Each child responds differently to tragedy, depending on his or her understanding and maturity, but it’s easy to see how an event like this can create a great deal of anxiety in children of all ages because they will interpret the tragedy as a personal danger to themselves and those they care about.

Whatever the child’s age or relationship to the damage caused by tragedy, it’s important that you be open about the consequences for your family, and that you encourage him or her to talk about it.

Quick Tips for Parents

Pre-school Age Children

Behavior such as bed-wetting, thumb sucking, baby talk, or a fear of sleeping alone may intensify in some younger children, or reappear in children who had previously outgrown them. They may complain of very real stomach cramps or headaches, and be reluctant to go to school. It’s important to remember that these children are not "being bad" --they’re afraid. Here are some suggestions to help them cope with their fears:

Grade-school Age Children

Children this age may ask many questions about the tragedy, and it’s important that you try to answer them in clear and simple language. If a child is concerned about a parent who is distressed, don’t tell a child not to worry--doing so will just make him or her worry more.

Here are several important things to remember with school-age children:

Adolescents

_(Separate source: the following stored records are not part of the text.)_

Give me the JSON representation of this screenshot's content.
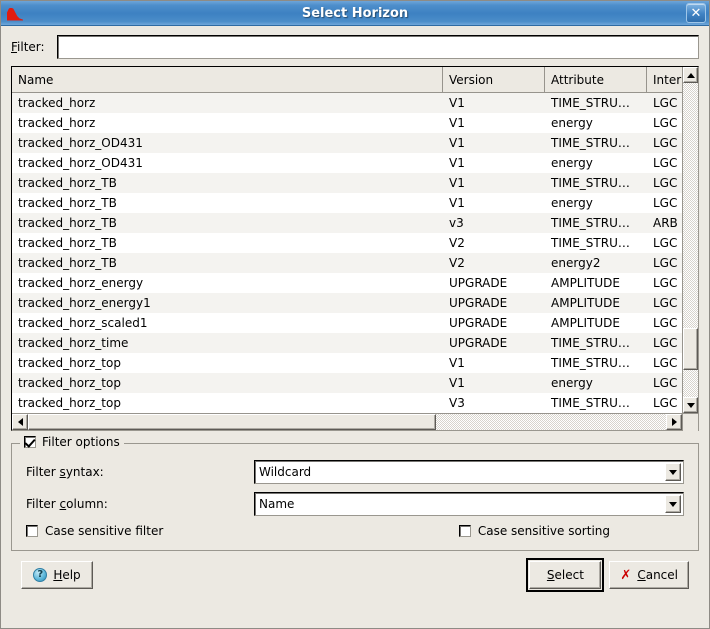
{
  "window": {
    "title": "Select Horizon",
    "icon": "horizon-waveform-icon",
    "close_label": "✕"
  },
  "filter": {
    "label_prefix": "F",
    "label_rest": "ilter:",
    "value": "",
    "placeholder": ""
  },
  "table": {
    "columns": [
      "Name",
      "Version",
      "Attribute",
      "Interp"
    ],
    "rows": [
      {
        "name": "tracked_horz",
        "version": "V1",
        "attribute": "TIME_STRU…",
        "interp": "LGC"
      },
      {
        "name": "tracked_horz",
        "version": "V1",
        "attribute": "energy",
        "interp": "LGC"
      },
      {
        "name": "tracked_horz_OD431",
        "version": "V1",
        "attribute": "TIME_STRU…",
        "interp": "LGC"
      },
      {
        "name": "tracked_horz_OD431",
        "version": "V1",
        "attribute": "energy",
        "interp": "LGC"
      },
      {
        "name": "tracked_horz_TB",
        "version": "V1",
        "attribute": "TIME_STRU…",
        "interp": "LGC"
      },
      {
        "name": "tracked_horz_TB",
        "version": "V1",
        "attribute": "energy",
        "interp": "LGC"
      },
      {
        "name": "tracked_horz_TB",
        "version": "v3",
        "attribute": "TIME_STRU…",
        "interp": "ARB"
      },
      {
        "name": "tracked_horz_TB",
        "version": "V2",
        "attribute": "TIME_STRU…",
        "interp": "LGC"
      },
      {
        "name": "tracked_horz_TB",
        "version": "V2",
        "attribute": "energy2",
        "interp": "LGC"
      },
      {
        "name": "tracked_horz_energy",
        "version": "UPGRADE",
        "attribute": "AMPLITUDE",
        "interp": "LGC"
      },
      {
        "name": "tracked_horz_energy1",
        "version": "UPGRADE",
        "attribute": "AMPLITUDE",
        "interp": "LGC"
      },
      {
        "name": "tracked_horz_scaled1",
        "version": "UPGRADE",
        "attribute": "AMPLITUDE",
        "interp": "LGC"
      },
      {
        "name": "tracked_horz_time",
        "version": "UPGRADE",
        "attribute": "TIME_STRU…",
        "interp": "LGC"
      },
      {
        "name": "tracked_horz_top",
        "version": "V1",
        "attribute": "TIME_STRU…",
        "interp": "LGC"
      },
      {
        "name": "tracked_horz_top",
        "version": "V1",
        "attribute": "energy",
        "interp": "LGC"
      },
      {
        "name": "tracked_horz_top",
        "version": "V3",
        "attribute": "TIME_STRU…",
        "interp": "LGC"
      }
    ]
  },
  "filter_options": {
    "group_label": "Filter options",
    "group_checked": true,
    "syntax": {
      "label_a": "Filter ",
      "label_m": "s",
      "label_b": "yntax:",
      "value": "Wildcard"
    },
    "column": {
      "label_a": "Filter ",
      "label_m": "c",
      "label_b": "olumn:",
      "value": "Name"
    },
    "case_sensitive_filter": {
      "label": "Case sensitive filter",
      "checked": false
    },
    "case_sensitive_sorting": {
      "label": "Case sensitive sorting",
      "checked": false
    }
  },
  "buttons": {
    "help": {
      "mnemonic": "H",
      "rest": "elp",
      "icon": "?"
    },
    "select": {
      "mnemonic": "S",
      "rest": "elect"
    },
    "cancel": {
      "mnemonic": "C",
      "rest": "ancel",
      "icon": "✗"
    }
  }
}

Encourage these youth to work out their concerns about the tragedy. Adolescents may try to down-play their worries. It is generally a good idea to talk about these issues, keeping the lines of communication open and remaining honest about the financial, physical and emotional impact of the tragedy on your family. When adolescents are frightened, they may express their fear through acting out or regressing to younger habits.